(Dataset excerpts)
****************************************
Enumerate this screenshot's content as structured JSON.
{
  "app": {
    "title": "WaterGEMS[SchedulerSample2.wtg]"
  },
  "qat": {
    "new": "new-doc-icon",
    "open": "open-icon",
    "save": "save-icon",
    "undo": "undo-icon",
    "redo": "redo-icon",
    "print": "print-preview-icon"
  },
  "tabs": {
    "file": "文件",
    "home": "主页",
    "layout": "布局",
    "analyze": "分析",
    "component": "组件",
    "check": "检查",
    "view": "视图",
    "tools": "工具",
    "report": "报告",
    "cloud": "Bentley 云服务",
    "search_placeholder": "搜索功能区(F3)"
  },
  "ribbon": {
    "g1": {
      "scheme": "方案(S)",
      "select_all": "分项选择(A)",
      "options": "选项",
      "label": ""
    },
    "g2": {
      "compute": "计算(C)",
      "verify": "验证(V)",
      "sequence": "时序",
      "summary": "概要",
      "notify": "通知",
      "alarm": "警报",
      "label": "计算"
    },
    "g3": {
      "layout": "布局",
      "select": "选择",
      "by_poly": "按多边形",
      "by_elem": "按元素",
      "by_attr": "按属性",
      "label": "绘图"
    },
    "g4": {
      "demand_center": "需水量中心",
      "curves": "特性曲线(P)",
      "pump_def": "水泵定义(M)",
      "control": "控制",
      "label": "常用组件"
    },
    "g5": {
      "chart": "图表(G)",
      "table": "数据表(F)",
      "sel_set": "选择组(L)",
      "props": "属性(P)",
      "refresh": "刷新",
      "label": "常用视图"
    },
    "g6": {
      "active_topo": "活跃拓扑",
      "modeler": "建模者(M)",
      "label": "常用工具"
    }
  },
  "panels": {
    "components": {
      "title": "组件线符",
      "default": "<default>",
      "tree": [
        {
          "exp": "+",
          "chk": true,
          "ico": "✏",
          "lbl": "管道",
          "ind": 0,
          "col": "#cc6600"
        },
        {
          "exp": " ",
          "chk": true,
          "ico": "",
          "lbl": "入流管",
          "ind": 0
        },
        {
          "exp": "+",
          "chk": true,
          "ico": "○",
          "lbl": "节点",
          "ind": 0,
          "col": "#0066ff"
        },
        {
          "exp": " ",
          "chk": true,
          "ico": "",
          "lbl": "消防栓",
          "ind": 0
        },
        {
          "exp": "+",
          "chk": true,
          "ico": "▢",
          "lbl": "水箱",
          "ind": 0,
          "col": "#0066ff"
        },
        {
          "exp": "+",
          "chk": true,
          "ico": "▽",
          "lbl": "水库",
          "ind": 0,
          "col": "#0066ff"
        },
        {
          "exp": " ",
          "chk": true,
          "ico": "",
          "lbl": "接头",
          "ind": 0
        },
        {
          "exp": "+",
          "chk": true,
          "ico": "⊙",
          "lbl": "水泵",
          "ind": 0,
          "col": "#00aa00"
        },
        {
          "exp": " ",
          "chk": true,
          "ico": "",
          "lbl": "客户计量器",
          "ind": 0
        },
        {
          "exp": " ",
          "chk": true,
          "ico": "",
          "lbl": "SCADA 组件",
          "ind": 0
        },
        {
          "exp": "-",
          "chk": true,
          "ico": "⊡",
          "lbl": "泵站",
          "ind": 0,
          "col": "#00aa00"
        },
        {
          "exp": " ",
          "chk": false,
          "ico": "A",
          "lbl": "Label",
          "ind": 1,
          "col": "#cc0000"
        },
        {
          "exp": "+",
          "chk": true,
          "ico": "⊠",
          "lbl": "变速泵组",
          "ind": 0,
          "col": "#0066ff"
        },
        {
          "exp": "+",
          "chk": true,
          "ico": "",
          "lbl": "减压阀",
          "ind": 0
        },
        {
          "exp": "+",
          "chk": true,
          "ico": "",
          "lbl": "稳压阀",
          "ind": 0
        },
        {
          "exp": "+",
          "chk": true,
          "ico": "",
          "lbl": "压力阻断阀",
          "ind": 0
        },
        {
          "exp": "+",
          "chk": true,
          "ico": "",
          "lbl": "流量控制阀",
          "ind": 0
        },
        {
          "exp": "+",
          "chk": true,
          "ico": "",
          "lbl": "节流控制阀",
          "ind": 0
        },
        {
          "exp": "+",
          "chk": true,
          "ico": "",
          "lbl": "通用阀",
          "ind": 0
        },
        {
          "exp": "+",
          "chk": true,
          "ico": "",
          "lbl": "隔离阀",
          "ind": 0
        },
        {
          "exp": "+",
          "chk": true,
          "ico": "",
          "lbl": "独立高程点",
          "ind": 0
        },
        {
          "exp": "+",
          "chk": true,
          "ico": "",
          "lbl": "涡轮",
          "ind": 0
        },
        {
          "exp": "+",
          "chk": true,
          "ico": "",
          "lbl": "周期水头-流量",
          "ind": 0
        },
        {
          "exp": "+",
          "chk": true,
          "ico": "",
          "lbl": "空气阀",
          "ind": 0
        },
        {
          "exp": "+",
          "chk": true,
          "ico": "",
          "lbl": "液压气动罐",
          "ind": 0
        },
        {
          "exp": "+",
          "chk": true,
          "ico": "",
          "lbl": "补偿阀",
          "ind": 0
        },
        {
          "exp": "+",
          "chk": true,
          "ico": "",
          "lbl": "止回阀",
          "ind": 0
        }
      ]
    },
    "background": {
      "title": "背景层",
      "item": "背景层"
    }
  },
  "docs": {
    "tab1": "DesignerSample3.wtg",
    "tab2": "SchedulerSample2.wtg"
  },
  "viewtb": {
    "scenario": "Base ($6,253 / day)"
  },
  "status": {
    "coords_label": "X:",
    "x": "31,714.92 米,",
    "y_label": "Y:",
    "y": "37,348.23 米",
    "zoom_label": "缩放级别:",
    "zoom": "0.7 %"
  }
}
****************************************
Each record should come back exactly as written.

Enumerate this screenshot's content as structured JSON.
{
  "app": {
    "title": "WaterGEMS[SchedulerSample2.wtg]"
  },
  "qat": {
    "new": "new-doc-icon",
    "open": "open-icon",
    "save": "save-icon",
    "undo": "undo-icon",
    "redo": "redo-icon",
    "print": "print-preview-icon"
  },
  "tabs": {
    "file": "文件",
    "home": "主页",
    "layout": "布局",
    "analyze": "分析",
    "component": "组件",
    "check": "检查",
    "view": "视图",
    "tools": "工具",
    "report": "报告",
    "cloud": "Bentley 云服务",
    "search_placeholder": "搜索功能区(F3)"
  },
  "ribbon": {
    "g1": {
      "scheme": "方案(S)",
      "select_all": "分项选择(A)",
      "options": "选项",
      "label": ""
    },
    "g2": {
      "compute": "计算(C)",
      "verify": "验证(V)",
      "sequence": "时序",
      "summary": "概要",
      "notify": "通知",
      "alarm": "警报",
      "label": "计算"
    },
    "g3": {
      "layout": "布局",
      "select": "选择",
      "by_poly": "按多边形",
      "by_elem": "按元素",
      "by_attr": "按属性",
      "label": "绘图"
    },
    "g4": {
      "demand_center": "需水量中心",
      "curves": "特性曲线(P)",
      "pump_def": "水泵定义(M)",
      "control": "控制",
      "label": "常用组件"
    },
    "g5": {
      "chart": "图表(G)",
      "table": "数据表(F)",
      "sel_set": "选择组(L)",
      "props": "属性(P)",
      "refresh": "刷新",
      "label": "常用视图"
    },
    "g6": {
      "active_topo": "活跃拓扑",
      "modeler": "建模者(M)",
      "label": "常用工具"
    }
  },
  "panels": {
    "components": {
      "title": "组件线符",
      "default": "<default>",
      "tree": [
        {
          "exp": "+",
          "chk": true,
          "ico": "✏",
          "lbl": "管道",
          "ind": 0,
          "col": "#cc6600"
        },
        {
          "exp": " ",
          "chk": true,
          "ico": "",
          "lbl": "入流管",
          "ind": 0
        },
        {
          "exp": "+",
          "chk": true,
          "ico": "○",
          "lbl": "节点",
          "ind": 0,
          "col": "#0066ff"
        },
        {
          "exp": " ",
          "chk": true,
          "ico": "",
          "lbl": "消防栓",
          "ind": 0
        },
        {
          "exp": "+",
          "chk": true,
          "ico": "▢",
          "lbl": "水箱",
          "ind": 0,
          "col": "#0066ff"
        },
        {
          "exp": "+",
          "chk": true,
          "ico": "▽",
          "lbl": "水库",
          "ind": 0,
          "col": "#0066ff"
        },
        {
          "exp": " ",
          "chk": true,
          "ico": "",
          "lbl": "接头",
          "ind": 0
        },
        {
          "exp": "+",
          "chk": true,
          "ico": "⊙",
          "lbl": "水泵",
          "ind": 0,
          "col": "#00aa00"
        },
        {
          "exp": " ",
          "chk": true,
          "ico": "",
          "lbl": "客户计量器",
          "ind": 0
        },
        {
          "exp": " ",
          "chk": true,
          "ico": "",
          "lbl": "SCADA 组件",
          "ind": 0
        },
        {
          "exp": "-",
          "chk": true,
          "ico": "⊡",
          "lbl": "泵站",
          "ind": 0,
          "col": "#00aa00"
        },
        {
          "exp": " ",
          "chk": false,
          "ico": "A",
          "lbl": "Label",
          "ind": 1,
          "col": "#cc0000"
        },
        {
          "exp": "+",
          "chk": true,
          "ico": "⊠",
          "lbl": "变速泵组",
          "ind": 0,
          "col": "#0066ff"
        },
        {
          "exp": "+",
          "chk": true,
          "ico": "",
          "lbl": "减压阀",
          "ind": 0
        },
        {
          "exp": "+",
          "chk": true,
          "ico": "",
          "lbl": "稳压阀",
          "ind": 0
        },
        {
          "exp": "+",
          "chk": true,
          "ico": "",
          "lbl": "压力阻断阀",
          "ind": 0
        },
        {
          "exp": "+",
          "chk": true,
          "ico": "",
          "lbl": "流量控制阀",
          "ind": 0
        },
        {
          "exp": "+",
          "chk": true,
          "ico": "",
          "lbl": "节流控制阀",
          "ind": 0
        },
        {
          "exp": "+",
          "chk": true,
          "ico": "",
          "lbl": "通用阀",
          "ind": 0
        },
        {
          "exp": "+",
          "chk": true,
          "ico": "",
          "lbl": "隔离阀",
          "ind": 0
        },
        {
          "exp": "+",
          "chk": true,
          "ico": "",
          "lbl": "独立高程点",
          "ind": 0
        },
        {
          "exp": "+",
          "chk": true,
          "ico": "",
          "lbl": "涡轮",
          "ind": 0
        },
        {
          "exp": "+",
          "chk": true,
          "ico": "",
          "lbl": "周期水头-流量",
          "ind": 0
        },
        {
          "exp": "+",
          "chk": true,
          "ico": "",
          "lbl": "空气阀",
          "ind": 0
        },
        {
          "exp": "+",
          "chk": true,
          "ico": "",
          "lbl": "液压气动罐",
          "ind": 0
        },
        {
          "exp": "+",
          "chk": true,
          "ico": "",
          "lbl": "补偿阀",
          "ind": 0
        },
        {
          "exp": "+",
          "chk": true,
          "ico": "",
          "lbl": "止回阀",
          "ind": 0
        }
      ]
    },
    "background": {
      "title": "背景层",
      "item": "背景层"
    }
  },
  "docs": {
    "tab1": "DesignerSample3.wtg",
    "tab2": "SchedulerSample2.wtg"
  },
  "viewtb": {
    "scenario": "Base ($6,253 / day)"
  },
  "status": {
    "coords_label": "X:",
    "x": "31,714.92 米,",
    "y_label": "Y:",
    "y": "37,348.23 米",
    "zoom_label": "缩放级别:",
    "zoom": "0.7 %"
  }
}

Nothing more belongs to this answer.